Templar Poetry, 2017    £6.00

Painting a picture with a poem

Visual imagery in Flowers by the Road is strong – and the front cover holds a brilliant full colour painting (I think by the author, though not credited) illustrating the title poem. It’s a brilliant image of ‘the greatest fire our world / has ever seen or ever known’, a pyre of golden swirling flames.

I came away from reading the pamphlet with more pictures in my head. It was the visual detail that grabbed me, rather than the emotion that sometimes intensified towards the ending of a poem. (At times I would have liked a poem to stop before it did.) 

The image that has stayed with me most is the barbed hook in ‘The Cat Stone Cast’. This is a poem with a story – a true story I am sure – about the author going fishing with ‘a neighbour’s son, a boy five years older’ who knew far more about fishing than he did. The scene is set beautifully:

The world was alive but the sun would soon be gone,
dipping below Garside Hey to leave only filtered light

that charged insects to life.

It is so hot that the ‘evening sky // seemed to sag’. The other boy baits the hook with ‘squirming bait’ and prepares to make his cast. The reservoir is full of pike feeding, and the intent is to catch one. But it doesn’t work out like that:

The hook was painless; piercing my lip with the ease of a
surgeon’s blade until the barb locked as the line span out carrying
the float to a dead stop. The reel jammed and the line tightened to

drag me towards water, towards the pike.

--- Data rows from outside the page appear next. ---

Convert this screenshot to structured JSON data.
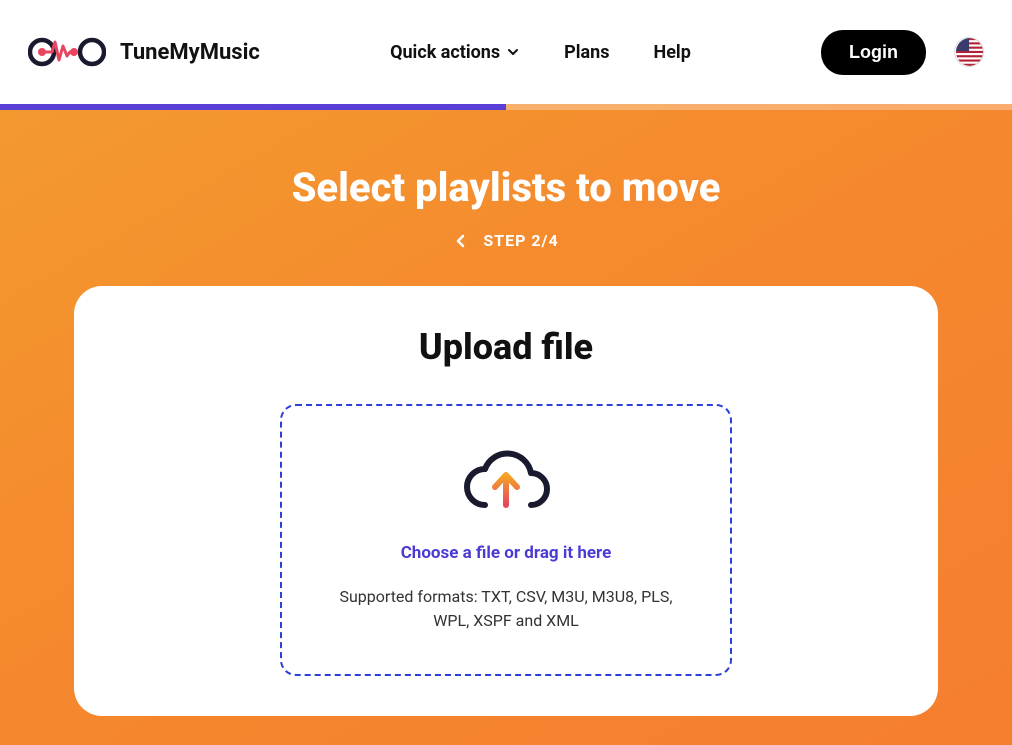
{
  "brand": {
    "name": "TuneMyMusic"
  },
  "nav": {
    "quick_actions": "Quick actions",
    "plans": "Plans",
    "help": "Help",
    "login": "Login"
  },
  "page": {
    "title": "Select playlists to move",
    "step_label": "STEP 2/4"
  },
  "upload": {
    "card_title": "Upload file",
    "choose_text": "Choose a file or drag it here",
    "formats_text": "Supported formats: TXT, CSV, M3U, M3U8, PLS, WPL, XSPF and XML"
  },
  "progress": {
    "percent": 50
  }
}
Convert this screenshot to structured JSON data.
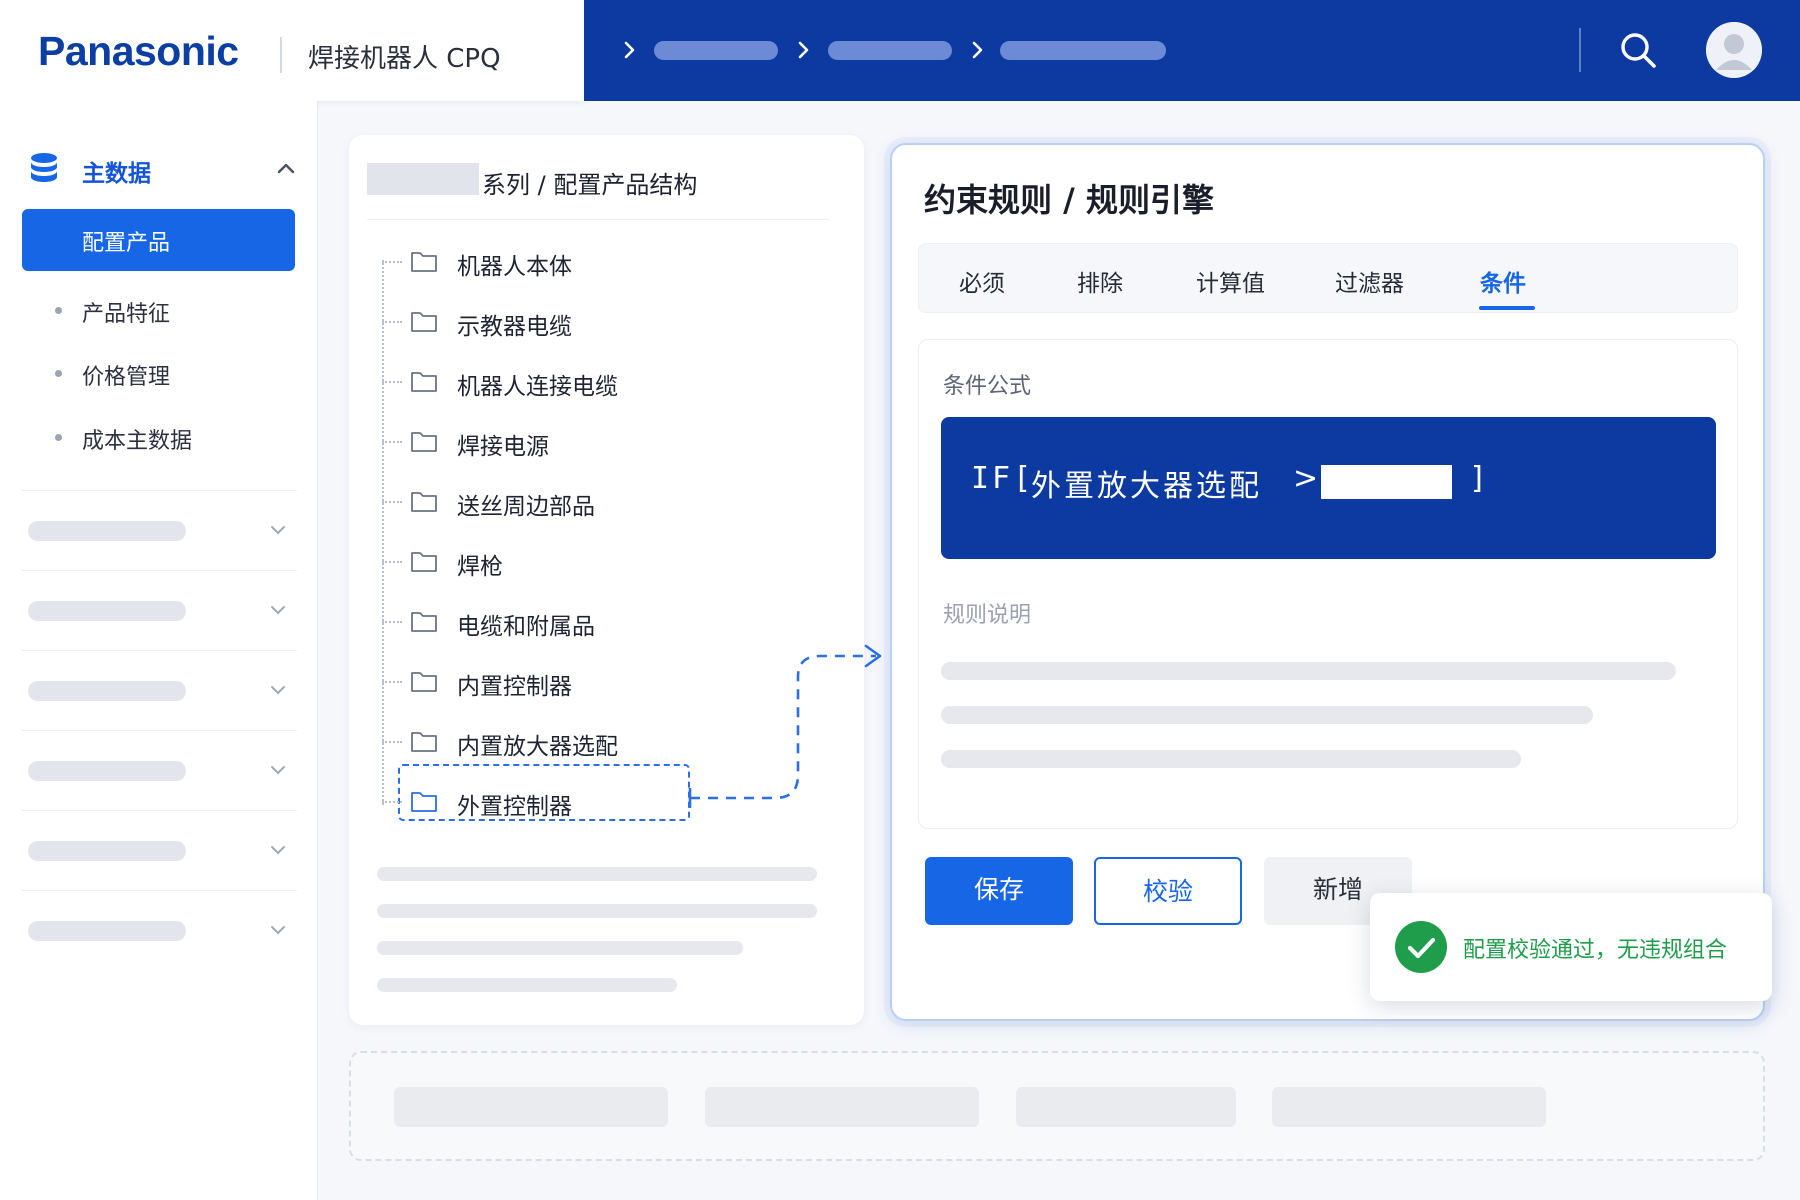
{
  "header": {
    "logo": "Panasonic",
    "app_title": "焊接机器人 CPQ"
  },
  "sidebar": {
    "group_label": "主数据",
    "active_item": "配置产品",
    "items": [
      {
        "label": "产品特征"
      },
      {
        "label": "价格管理"
      },
      {
        "label": "成本主数据"
      }
    ]
  },
  "tree": {
    "title": "系列 / 配置产品结构",
    "nodes": [
      {
        "label": "机器人本体"
      },
      {
        "label": "示教器电缆"
      },
      {
        "label": "机器人连接电缆"
      },
      {
        "label": "焊接电源"
      },
      {
        "label": "送丝周边部品"
      },
      {
        "label": "焊枪"
      },
      {
        "label": "电缆和附属品"
      },
      {
        "label": "内置控制器"
      },
      {
        "label": "内置放大器选配"
      },
      {
        "label": "外置控制器"
      }
    ],
    "selected_index": 9
  },
  "rule": {
    "title": "约束规则 / 规则引擎",
    "tabs": [
      {
        "label": "必须"
      },
      {
        "label": "排除"
      },
      {
        "label": "计算值"
      },
      {
        "label": "过滤器"
      },
      {
        "label": "条件"
      }
    ],
    "active_tab": 4,
    "condition_label": "条件公式",
    "formula": {
      "keyword": "IF[",
      "operand": "外置放大器选配",
      "operator": ">",
      "closing": "]"
    },
    "description_label": "规则说明",
    "buttons": {
      "save": "保存",
      "verify": "校验",
      "add": "新增"
    }
  },
  "toast": {
    "message": "配置校验通过，无违规组合"
  },
  "colors": {
    "brand": "#0c3aa1",
    "accent": "#1766e6",
    "success": "#1f9d4a"
  }
}
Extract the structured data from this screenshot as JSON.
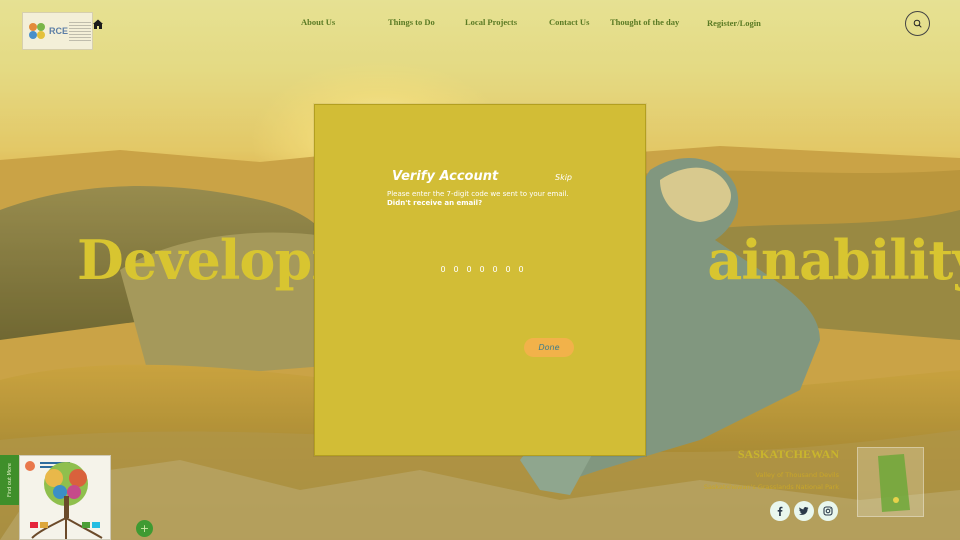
{
  "brand": {
    "logo_text": "RCE"
  },
  "nav": {
    "items": [
      {
        "label": "About Us"
      },
      {
        "label": "Things to Do"
      },
      {
        "label": "Local Projects"
      },
      {
        "label": "Contact Us"
      },
      {
        "label": "Thought of the day"
      },
      {
        "label": "Register/Login"
      }
    ],
    "home_icon": "home-icon",
    "search_icon": "search-icon"
  },
  "hero": {
    "title": "Development and Sustainability",
    "visible_left": "Developm",
    "visible_right": "ainability"
  },
  "modal": {
    "title": "Verify Account",
    "skip_label": "Skip",
    "instruction": "Please enter the 7-digit code we sent to your email.",
    "resend_prompt": "Didn't receive an email?",
    "code_placeholders": [
      "0",
      "0",
      "0",
      "0",
      "0",
      "0",
      "0"
    ],
    "done_label": "Done"
  },
  "side_tab": {
    "label": "Find out More"
  },
  "plus_label": "+",
  "location": {
    "title": "SASKATCHEWAN",
    "line1": "Valley of Thousand Devils",
    "line2": "Saskatchewan's Grasslands National Park"
  },
  "social": [
    "facebook-icon",
    "twitter-icon",
    "instagram-icon"
  ],
  "colors": {
    "modal_bg": "#d2bd36",
    "done_button": "#f2b24a",
    "nav_text": "#5a7a24",
    "hero_text": "#d8c530"
  }
}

It’s a nightmare moment – the young boy caught like a fish on the barbed hook – and the ensuing horror is understated but clear: ‘Nurses joked about a frayed face but didn’t wait for the laugh.’

I think the poem should have ended on its resonant penultimate sentence: ‘Sometimes only thunder / clears the sky’, but perhaps that’s nit-picking. The central image has stayed – its clarity, its nightmare, its veracity. I can see it.

Helena Nelson